    The construction and testing of the SuperFGD Prototype was motivated by a need to test the scintillator cube assembly method, components in a B-field representative of operational conditions at T2K ND280, readout electronics similar to the final detector and general performance such as calibration, light yields, hit efficiencies, crosstalk, fiber attenuation, time resolution.
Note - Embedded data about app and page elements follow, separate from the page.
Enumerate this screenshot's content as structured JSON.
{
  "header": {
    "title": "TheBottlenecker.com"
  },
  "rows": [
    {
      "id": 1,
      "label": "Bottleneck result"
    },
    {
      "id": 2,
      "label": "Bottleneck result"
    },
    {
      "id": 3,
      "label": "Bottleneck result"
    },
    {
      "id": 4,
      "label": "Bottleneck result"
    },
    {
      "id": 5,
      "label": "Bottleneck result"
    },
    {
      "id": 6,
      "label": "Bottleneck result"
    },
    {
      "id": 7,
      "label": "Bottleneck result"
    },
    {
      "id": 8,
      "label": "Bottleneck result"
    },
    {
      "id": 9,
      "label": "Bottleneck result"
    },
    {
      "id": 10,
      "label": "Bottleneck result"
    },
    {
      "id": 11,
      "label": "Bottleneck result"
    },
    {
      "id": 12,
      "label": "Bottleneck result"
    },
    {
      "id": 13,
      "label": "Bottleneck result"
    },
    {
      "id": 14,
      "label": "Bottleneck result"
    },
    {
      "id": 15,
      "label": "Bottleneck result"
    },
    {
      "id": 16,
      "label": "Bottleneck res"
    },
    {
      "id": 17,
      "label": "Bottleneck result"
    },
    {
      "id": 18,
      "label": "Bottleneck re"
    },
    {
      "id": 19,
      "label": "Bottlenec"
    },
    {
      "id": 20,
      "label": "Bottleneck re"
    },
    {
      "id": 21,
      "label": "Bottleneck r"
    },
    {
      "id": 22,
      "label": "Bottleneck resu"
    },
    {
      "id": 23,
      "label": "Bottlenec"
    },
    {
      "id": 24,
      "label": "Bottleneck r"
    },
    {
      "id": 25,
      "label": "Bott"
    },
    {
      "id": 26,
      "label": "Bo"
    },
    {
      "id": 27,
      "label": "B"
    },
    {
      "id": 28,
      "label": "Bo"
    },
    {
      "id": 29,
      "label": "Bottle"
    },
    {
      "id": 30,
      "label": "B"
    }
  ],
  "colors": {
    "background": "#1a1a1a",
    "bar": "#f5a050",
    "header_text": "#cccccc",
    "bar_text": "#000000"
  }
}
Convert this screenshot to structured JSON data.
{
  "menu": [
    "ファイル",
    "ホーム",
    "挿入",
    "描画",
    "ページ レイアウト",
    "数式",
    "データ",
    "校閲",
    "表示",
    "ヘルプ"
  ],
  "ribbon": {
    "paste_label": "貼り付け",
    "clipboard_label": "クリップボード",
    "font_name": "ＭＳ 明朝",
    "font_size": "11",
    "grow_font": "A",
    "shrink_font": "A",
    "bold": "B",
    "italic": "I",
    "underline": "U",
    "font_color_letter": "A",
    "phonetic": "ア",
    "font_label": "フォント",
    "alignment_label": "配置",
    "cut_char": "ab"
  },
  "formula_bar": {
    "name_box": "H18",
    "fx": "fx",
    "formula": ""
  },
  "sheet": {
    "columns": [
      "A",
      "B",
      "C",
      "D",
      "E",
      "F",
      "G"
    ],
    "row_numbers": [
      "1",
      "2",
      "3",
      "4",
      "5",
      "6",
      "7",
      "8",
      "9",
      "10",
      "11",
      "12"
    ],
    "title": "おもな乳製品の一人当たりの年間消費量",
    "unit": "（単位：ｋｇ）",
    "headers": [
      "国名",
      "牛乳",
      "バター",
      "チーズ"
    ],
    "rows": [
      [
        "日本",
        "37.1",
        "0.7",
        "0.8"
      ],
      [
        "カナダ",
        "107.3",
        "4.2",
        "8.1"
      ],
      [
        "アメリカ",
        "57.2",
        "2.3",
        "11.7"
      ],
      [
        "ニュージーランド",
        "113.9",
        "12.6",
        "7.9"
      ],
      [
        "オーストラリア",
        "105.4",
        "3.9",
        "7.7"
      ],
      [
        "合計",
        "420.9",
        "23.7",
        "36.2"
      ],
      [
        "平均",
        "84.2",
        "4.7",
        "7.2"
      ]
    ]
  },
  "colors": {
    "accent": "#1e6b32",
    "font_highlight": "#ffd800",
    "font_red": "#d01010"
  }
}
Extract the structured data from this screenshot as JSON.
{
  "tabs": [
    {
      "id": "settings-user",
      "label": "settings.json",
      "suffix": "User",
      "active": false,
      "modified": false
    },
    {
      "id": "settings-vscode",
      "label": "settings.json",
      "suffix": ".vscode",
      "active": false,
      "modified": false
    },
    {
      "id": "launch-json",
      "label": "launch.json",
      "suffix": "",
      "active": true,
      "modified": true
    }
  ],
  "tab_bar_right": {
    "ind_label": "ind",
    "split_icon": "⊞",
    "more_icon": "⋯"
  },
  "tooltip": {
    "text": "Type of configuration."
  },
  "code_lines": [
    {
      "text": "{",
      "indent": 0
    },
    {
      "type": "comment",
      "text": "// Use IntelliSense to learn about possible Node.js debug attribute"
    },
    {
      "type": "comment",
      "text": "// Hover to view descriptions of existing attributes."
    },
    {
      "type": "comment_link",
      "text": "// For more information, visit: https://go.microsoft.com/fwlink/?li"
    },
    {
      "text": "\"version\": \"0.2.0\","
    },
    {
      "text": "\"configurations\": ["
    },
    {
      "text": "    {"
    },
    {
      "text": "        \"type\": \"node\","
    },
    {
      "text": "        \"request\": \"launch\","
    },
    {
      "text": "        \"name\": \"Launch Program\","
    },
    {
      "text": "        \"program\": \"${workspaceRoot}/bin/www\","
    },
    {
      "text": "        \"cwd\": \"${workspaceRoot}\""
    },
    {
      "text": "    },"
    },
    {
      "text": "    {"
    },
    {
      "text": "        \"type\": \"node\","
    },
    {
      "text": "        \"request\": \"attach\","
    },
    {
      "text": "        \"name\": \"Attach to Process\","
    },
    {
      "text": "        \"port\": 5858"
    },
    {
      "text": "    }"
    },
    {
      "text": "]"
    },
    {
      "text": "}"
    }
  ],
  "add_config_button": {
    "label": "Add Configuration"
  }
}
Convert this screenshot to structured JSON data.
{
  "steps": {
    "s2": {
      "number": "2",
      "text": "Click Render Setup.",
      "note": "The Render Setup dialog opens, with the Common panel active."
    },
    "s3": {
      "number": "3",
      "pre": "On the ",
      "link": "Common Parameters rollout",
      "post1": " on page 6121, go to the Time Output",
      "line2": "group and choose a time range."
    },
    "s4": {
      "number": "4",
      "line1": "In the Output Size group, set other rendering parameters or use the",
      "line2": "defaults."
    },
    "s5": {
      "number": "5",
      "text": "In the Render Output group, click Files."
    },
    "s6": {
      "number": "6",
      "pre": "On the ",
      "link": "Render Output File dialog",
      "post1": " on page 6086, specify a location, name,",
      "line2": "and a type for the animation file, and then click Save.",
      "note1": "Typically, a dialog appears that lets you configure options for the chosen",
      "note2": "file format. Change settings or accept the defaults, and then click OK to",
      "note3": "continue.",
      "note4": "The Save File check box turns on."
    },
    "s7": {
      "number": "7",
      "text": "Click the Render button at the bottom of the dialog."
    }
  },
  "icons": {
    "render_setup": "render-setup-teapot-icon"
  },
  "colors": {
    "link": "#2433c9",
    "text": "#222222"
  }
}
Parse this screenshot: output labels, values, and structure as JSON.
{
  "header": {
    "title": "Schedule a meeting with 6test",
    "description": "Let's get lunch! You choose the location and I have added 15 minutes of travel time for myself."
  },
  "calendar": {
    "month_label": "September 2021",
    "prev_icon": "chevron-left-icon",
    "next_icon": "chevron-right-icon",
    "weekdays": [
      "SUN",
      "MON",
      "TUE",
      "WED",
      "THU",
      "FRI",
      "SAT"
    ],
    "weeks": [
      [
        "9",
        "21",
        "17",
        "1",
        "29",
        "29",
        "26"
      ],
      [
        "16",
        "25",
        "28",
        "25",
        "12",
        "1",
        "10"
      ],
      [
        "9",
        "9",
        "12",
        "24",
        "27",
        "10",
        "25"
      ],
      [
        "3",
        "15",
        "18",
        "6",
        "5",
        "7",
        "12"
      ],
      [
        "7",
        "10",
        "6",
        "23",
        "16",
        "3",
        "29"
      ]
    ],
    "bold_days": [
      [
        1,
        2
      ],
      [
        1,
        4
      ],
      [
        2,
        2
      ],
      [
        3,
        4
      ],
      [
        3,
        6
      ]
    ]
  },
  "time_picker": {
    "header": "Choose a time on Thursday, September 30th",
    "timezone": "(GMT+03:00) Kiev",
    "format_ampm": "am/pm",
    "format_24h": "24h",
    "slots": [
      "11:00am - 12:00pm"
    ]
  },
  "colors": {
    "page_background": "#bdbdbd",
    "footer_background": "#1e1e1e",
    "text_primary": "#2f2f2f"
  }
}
We report on the SuperFGD Prototype assembly and instrumentation, analysis methods and results from charged particle beam tests.

    2 The SuperFGD Prototype

    The physical dimensions of the SuperFGD Prototype were imposed by the requirement to fit the detector inside the MNP17 magnet, a general purpose dipole magnet made available to users at CERN. This magnet was used to generate a 0.2 T magnetic field across the prototype during the charged particle beam test, in order to mimic the magnetic field in the ND280 detector [2].

    2.1 Scintillator Cubes

    The scintillator cubes were produced at UNIPLAST Co. (Vladimir, Russia). The scintillator composition is polystyrene doped with 1.5% of paraterphenyl (PTP) and 0.01% of 1,4-bis benzene (POPOP).

    More than 10,000 cubes were fabricated between the end of 2017 and the beginning of 2018 to assemble mechanical mock-ups and detector prototypes. These 10× 10× 10 mm3 cubes were cut to size from long 10 mm-thick extruded slabs. The variation in the cube sizes using this method was relatively large. The standard deviation, σw, of the cube width roughly equaled 100 µm. Cubes produced with this method were used to construct the SuperFGD Prototype.

    To reduce the variation in cube size, the cube production has been updated since the SuperFGD Prototype construction. The new method is based on injection molding, which improves cube size tolerance threefold (σw < 30 µm). This method will be used for the production of SuperFGD cubes to be installed in ND280.

    A reflective layer was etched onto each of the cubes’ surfaces with a chemical agent, resulting in the formation of a 50–80 µm-thick white polystyrene micropore deposit [13].

    Each cube was placed on a jig designed to hold it in place duri